**What needs to be done**
Work out how many lines in the data below contain "nombre", and state that count with nothing added.

**Dataset entries**
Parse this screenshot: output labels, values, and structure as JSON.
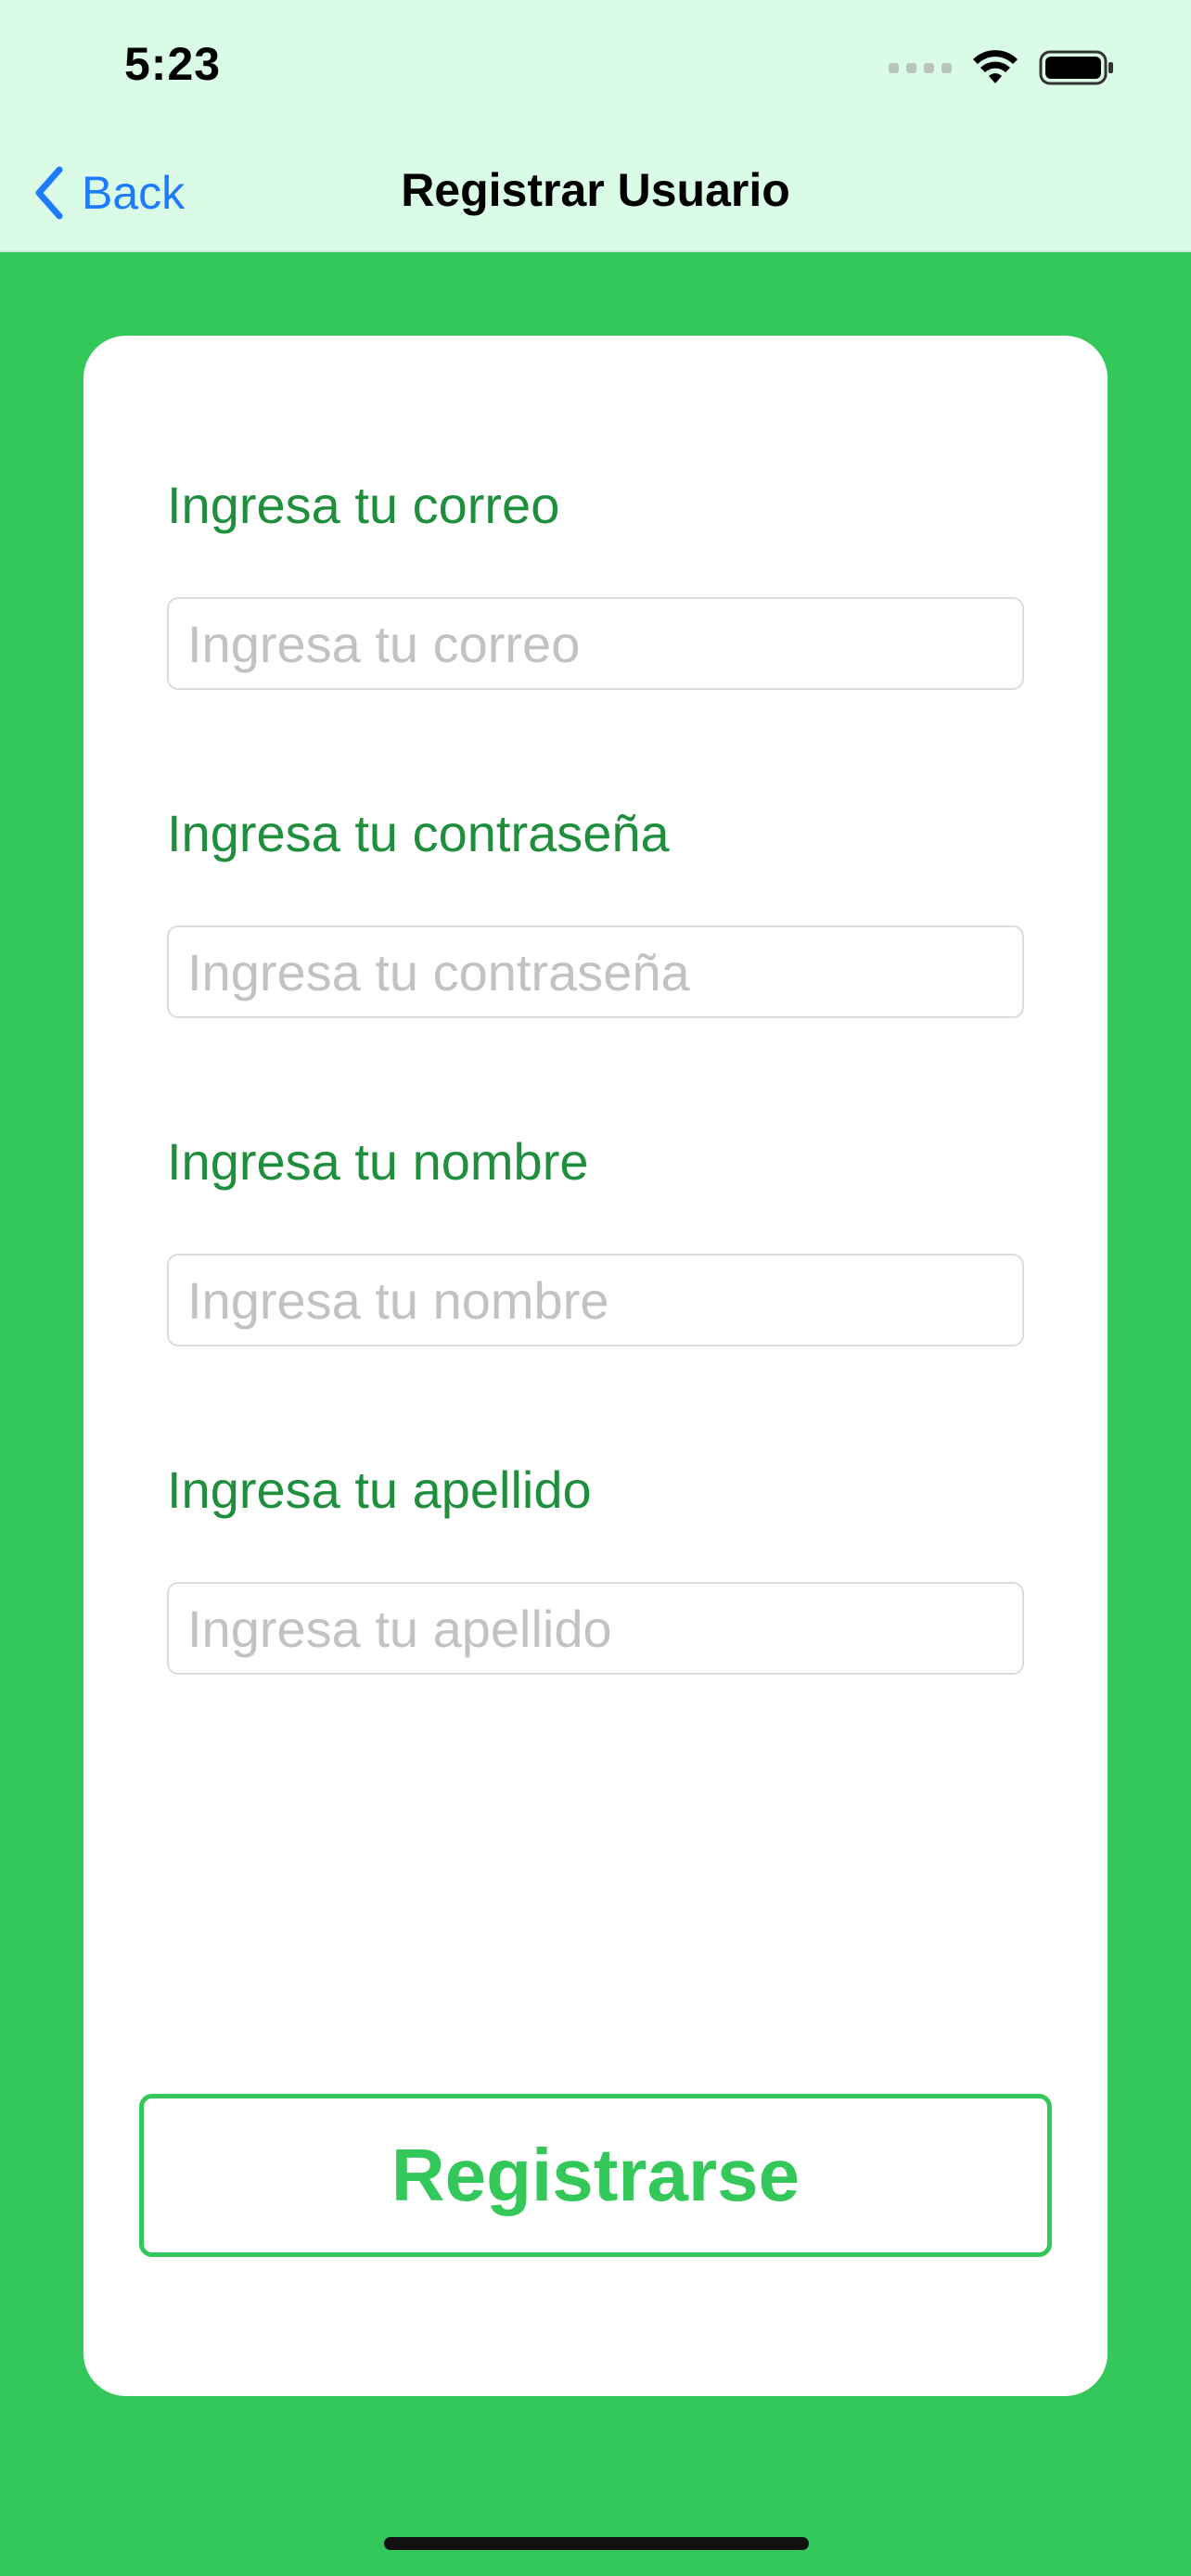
{
  "status_bar": {
    "time": "5:23",
    "icons": [
      "cellular-signal-icon",
      "wifi-icon",
      "battery-icon"
    ]
  },
  "nav": {
    "back_label": "Back",
    "title": "Registrar Usuario"
  },
  "form": {
    "fields": [
      {
        "label": "Ingresa tu correo",
        "placeholder": "Ingresa tu correo",
        "value": ""
      },
      {
        "label": "Ingresa tu contraseña",
        "placeholder": "Ingresa tu contraseña",
        "value": ""
      },
      {
        "label": "Ingresa tu nombre",
        "placeholder": "Ingresa tu nombre",
        "value": ""
      },
      {
        "label": "Ingresa tu apellido",
        "placeholder": "Ingresa tu apellido",
        "value": ""
      }
    ],
    "submit_label": "Registrarse"
  },
  "colors": {
    "background": "#34C759",
    "nav_background": "#DAFBE5",
    "label": "#1F8F3E",
    "link": "#1E7BFF",
    "card": "#FFFFFF"
  }
}
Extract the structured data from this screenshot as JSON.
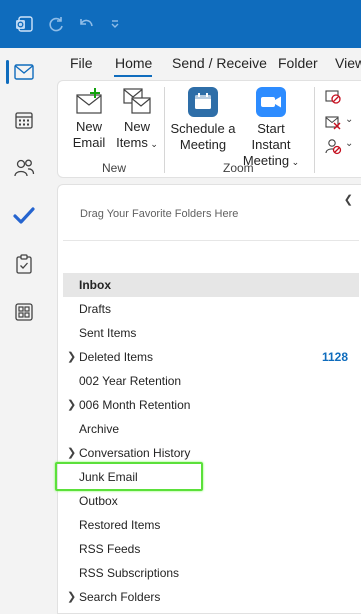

**Solution to the exercise**
2